usa // rather be waterboarding

(no subject)

Poll #1287020 Goose & gander

Hanging an effigy of Barack Obama

Free speech
5(71.4%)
Hate crime
2(28.6%)

Hanging an effigy of Sarah Palin

Free speech
7(100.0%)
Hate crime
0(0.0%)
  • Current Mood: curious curious
Tags:
I'd have figured that the act of hanging a black man has greater connotations of racial hatred than the act of hanging a white woman has connotations of gender hatred.

Neither demonstration is particularly tasteful, IMO.
Neither demonstration is particularly tasteful, IMO.

And yet, which one has actually been seen?
I imagine the fact that there have been actual hangings of black men in living memory, and not just depictions of them, makes showing the Obama-lynching demo a triggery proposition.

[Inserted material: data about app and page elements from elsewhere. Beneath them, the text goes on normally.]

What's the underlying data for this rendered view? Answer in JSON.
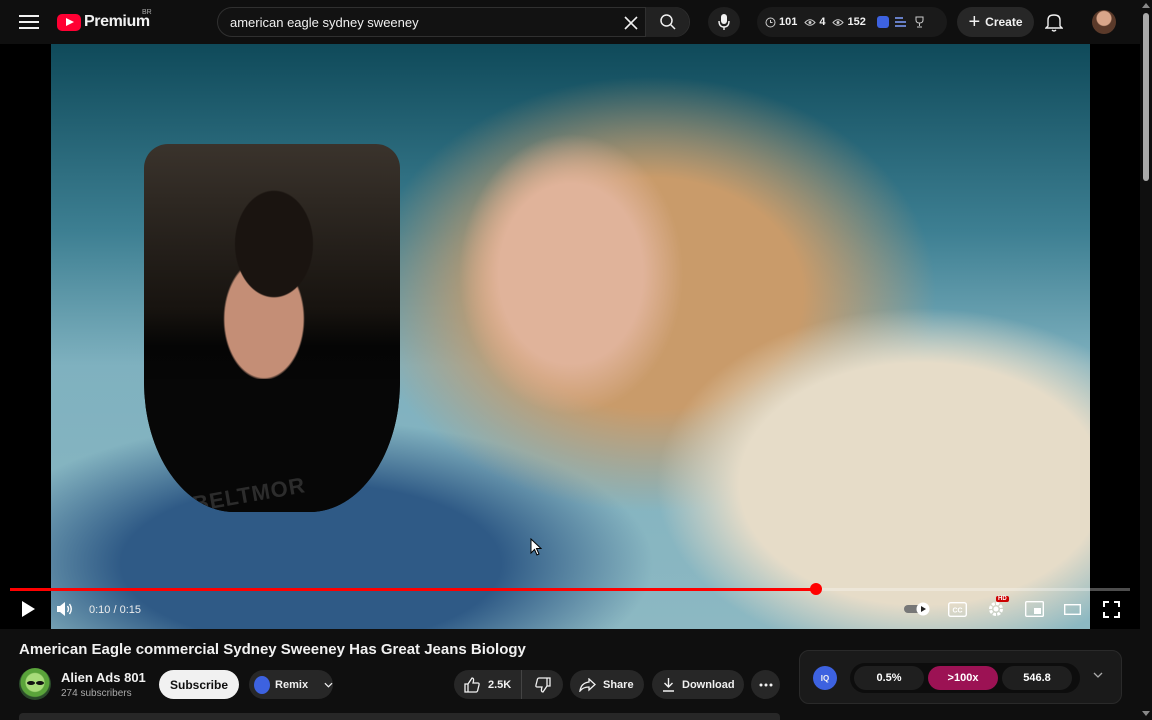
{
  "header": {
    "logo_text": "Premium",
    "country_code": "BR",
    "search_value": "american eagle sydney sweeney",
    "stats": {
      "watch_count": "101",
      "views_label_a": "4",
      "views_label_b": "152"
    },
    "create_label": "Create"
  },
  "player": {
    "time_display": "0:10 / 0:15",
    "progress_fraction": 0.72,
    "pip_shirt_text": "BELTMOR",
    "hd_badge": "HD"
  },
  "video": {
    "title": "American Eagle commercial Sydney Sweeney Has Great Jeans Biology"
  },
  "channel": {
    "name": "Alien Ads 801",
    "subscribers": "274 subscribers",
    "subscribe_label": "Subscribe",
    "remix_label": "Remix"
  },
  "actions": {
    "like_count": "2.5K",
    "share_label": "Share",
    "download_label": "Download"
  },
  "iq_panel": {
    "logo_text": "IQ",
    "metric_1": "0.5%",
    "metric_2": ">100x",
    "metric_3": "546.8",
    "accent_color": "#9c1254"
  },
  "colors": {
    "brand_red": "#ff0033",
    "progress_red": "#ff0000",
    "iq_blue": "#3d62e0"
  }
}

Although it doesn't excuse the networks if they've been blaring the Palin image on the screen every five minutes (as I imagine they have). Then again, this is the modern news: maximum dwama for minimum airtime.
Well, my point is that there hasn't been an Obama effigy, there has bene a Palin effigy, and people are really fairly blase about it. And folks keep wondering, 'what would these same people be saying if it was Obama instead?'

Personally I find the whole idea of 'hate crimes' ludicrous.
I thought there was an Obama effigy stuck up a few days ago - could have sworn I spotted an article about it, but buggered if I remember where. I presumed that was why you brought up the free speech vs. hate crime issue: because there'd been one demo-lynching for each side.

Okay, so what would you call such an act, if not a hate crime?
Okay, so what would you call such an act, if not a hate crime?

Disgusting?

Especially since the freaks in the Palin case are calling the effigy "art".
There was one in a front lawn in Iowa, and the owner's reason for hanging it was that he refused to vote for a black man. The figure also had a swastika painted on its head.

I think you have to give people the benefit of the doubt and believe it's an expression of free speech until they say otherwise. The man attached to the Obama effigy was making a direct comment on his race and heritage, not his political views. That's a hate crime. The same thing would be true (in my opinion anyway!) if those responsible for the Palin effigy said the impetus for creating it was because c*nts/b*tches shouldn't be in office. If it was an attack on her being a woman and not her positions as a politician, then I think it's crossed the line into hate crime territory.
I don't know that I would agree that's a hate crime, though. What IS the crime? Making people uncomfortable? Being racist? I don't believe any of that is in the penal code.
That's a good point. I'm not sure how you would go about "punishing" acts like this or even if you should. While it's someone's right to have free speech, in a residential area, this really might not be an appropriate display of that. If a KKK rally is held in a park (and they are in my area), it's your decision not to go there and experience it. If your next-door-neighbor has a hanging effigy from a tree with Nazi symbols, suggested violence, etc, you don't really have a choice not to look at it. That sort of situation is what bugs me.

So, do you believe that the term "hate crime" is legitimate in any circumstance? Are there times when demonstrations such as these become less an example of free speech and something more sinister?

This is a great discussion, by the way! :D I wish the media was brave enough to actually talk about this stuff instead of just plastering it all over the news.
I don't think the term is legit at all. The whole idea behind hate crime legislation is that (a) some crimes (if they are crimes) are worse than others because they are targeted at a specific minority and (b) something offensive can be classified as a crime (i.e. harassment or intimidation) if it is targeted at a specific minority. I think that's BS. If it's an actual crime, like murder, then it's a crime, and it shouldn't be considered worse if the victim is, for example, gay rather than straight. I don't care if the murderer killed the victim because he was anti-gay or because he wanted to rob him or because he was just in a bad mood. The death is the same, the crime is the same, and by making one type of victimization 'worse' society is basically saying that another type is more acceptable. As many folks have said -- "'Hate' crime? As opposed to a 'gee I like you lots' crime?" The vast majority of violent crime has something to do with hate... it's just that some types are less-PC than others.

*steps off soapbox*

This is a great discussion, by the way!

Aww thanks :)

:D I wish the media was brave enough to actually talk about this stuff instead of just plastering it all over the news.

Discuss? No way. Then someone in the audience might accidentally think, and we can't have that! Go back to your Obama infomercial and shut up, pleebs!